Highlighting this year's schedule is The Singing Detective, a brilliant adaptation of Dennis Potter's acclaimed 1986 BBC miniseries. Robert Downey Jr. stars as a mystery novelist who concocts a screenplay _ and reconstructs his psyche _ while hospitalized for a debilitating skin disease. A barely recognizable Mel Gibson co-stars as his psychologist and Oscar winner Adrien Brody plays a hoodlum, part of the author's increasingly real fantasies.

The Singing Detective will be shown at 7:30 p.m. Sunday and at 5:30 p.m. Monday.

Other U.S. films include Robert Altman's The Company (Nov. 15 and 16), an ensemble drama starring Neve Campbell and set against the backdrop of the Joffrey Ballet of Chicago. What Alice Found (2:30 p.m. today; 5 p.m. Saturday) is a Deauville Film Festival winner about a hitchhiker recruited into truck-stop prostitution.

The Cooler (Nov. 15 and 16) stars William H. Macy as the world's unluckiest person and Alec Baldwin as the casino boss using the cold touch to his advantage. Shattered Glass (5:30 p.m. Sunday; 8 p.m. Monday; 2:30 p.m. Tuesday) is the fact-based story of New Republic reporter Stephen Glass (Hayden Christensen) who fabricated many of his stories.

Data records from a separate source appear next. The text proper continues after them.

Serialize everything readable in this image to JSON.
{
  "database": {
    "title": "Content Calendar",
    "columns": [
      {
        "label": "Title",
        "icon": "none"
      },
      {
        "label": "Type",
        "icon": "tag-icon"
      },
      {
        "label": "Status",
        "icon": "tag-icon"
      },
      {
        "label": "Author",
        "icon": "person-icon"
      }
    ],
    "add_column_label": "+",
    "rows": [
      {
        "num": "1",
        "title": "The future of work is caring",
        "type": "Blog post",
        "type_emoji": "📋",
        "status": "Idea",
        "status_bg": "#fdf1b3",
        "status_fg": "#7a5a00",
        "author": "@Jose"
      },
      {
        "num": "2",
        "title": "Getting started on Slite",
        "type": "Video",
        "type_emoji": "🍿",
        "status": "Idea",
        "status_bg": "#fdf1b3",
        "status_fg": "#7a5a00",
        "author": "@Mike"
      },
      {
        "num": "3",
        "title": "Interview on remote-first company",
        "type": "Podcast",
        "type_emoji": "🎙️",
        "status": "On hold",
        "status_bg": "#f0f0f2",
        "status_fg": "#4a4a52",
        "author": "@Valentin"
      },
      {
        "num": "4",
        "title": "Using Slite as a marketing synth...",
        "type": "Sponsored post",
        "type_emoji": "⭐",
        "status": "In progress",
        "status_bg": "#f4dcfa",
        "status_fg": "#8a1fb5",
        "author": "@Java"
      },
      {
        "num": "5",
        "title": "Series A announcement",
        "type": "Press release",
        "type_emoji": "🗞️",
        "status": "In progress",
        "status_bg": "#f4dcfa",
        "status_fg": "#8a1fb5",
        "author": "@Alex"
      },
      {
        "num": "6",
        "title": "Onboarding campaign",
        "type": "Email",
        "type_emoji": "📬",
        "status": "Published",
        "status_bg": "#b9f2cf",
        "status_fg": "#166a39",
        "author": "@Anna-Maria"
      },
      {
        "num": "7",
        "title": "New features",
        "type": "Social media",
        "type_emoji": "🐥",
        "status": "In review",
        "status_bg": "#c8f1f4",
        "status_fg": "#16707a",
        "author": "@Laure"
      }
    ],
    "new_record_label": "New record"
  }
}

French titles at Cine-World include the Cannes Film Festival winner The Barbarian Invasions, a sequel to Denys Arcand's The Decline of the American Empire (Nov. 14 and 15), Claude Chabrol's The Flower of Evil (6:45 p.m. Saturday; 2:15 p.m. Monday) and a tribute to director Jean-Pierre Melville featuring his new wave classic Bob le Flambeur, remade earlier this year as The Good Thief starring Nick Nolte.

Other nations represented include Great Britain (Jim Sheridan's In America and Gwyneth Paltrow in Sylvia), Australia (Japanese Story starring Toni Collette), Germany (Istvan Szabo's Taking Sides starring Harvey Keitel) and Crimson Gold (produced in Iran, France and Italy).

Documentaries include A Decade Under the Influence (2 p.m. today and Nov. 13), tracing U.S. cinema in the 1970s, Jonathan Demme's The Agronomist (8 p.m. Monday; 5 p.m. Tuesday) and Tom Dowd and the Language of Music (Nov. 13 and 14) featuring a roster of rock and jazz legends.

Matthew Barney's Cremaster Cycle, a quintet of avant-garde symbolist works, will be presented throughout the festival.

Guest appearances at Cine-World include actor Laurence Luckinbill (Nov. 16) discussing his one-man stage shows, Teddy, Darrow and Lyndon, plus his role in the 1970 film The Boys in the Band. Producer Randy Finch (Federal Hill, Outside Providence) will conduct a film production seminar at 2 p.m. Saturday, and directors Sandra and Joseph Cosentino will discuss their History Channel series Mouthpiece: Voice for the Accused in two programs Nov. 13 and 15.

Two Cine-World programs are free: Saturday's Academy Award Student Films showcase (noon) and the Florida State University and Ringling School of Art and Design short films collection at noon on Nov. 15.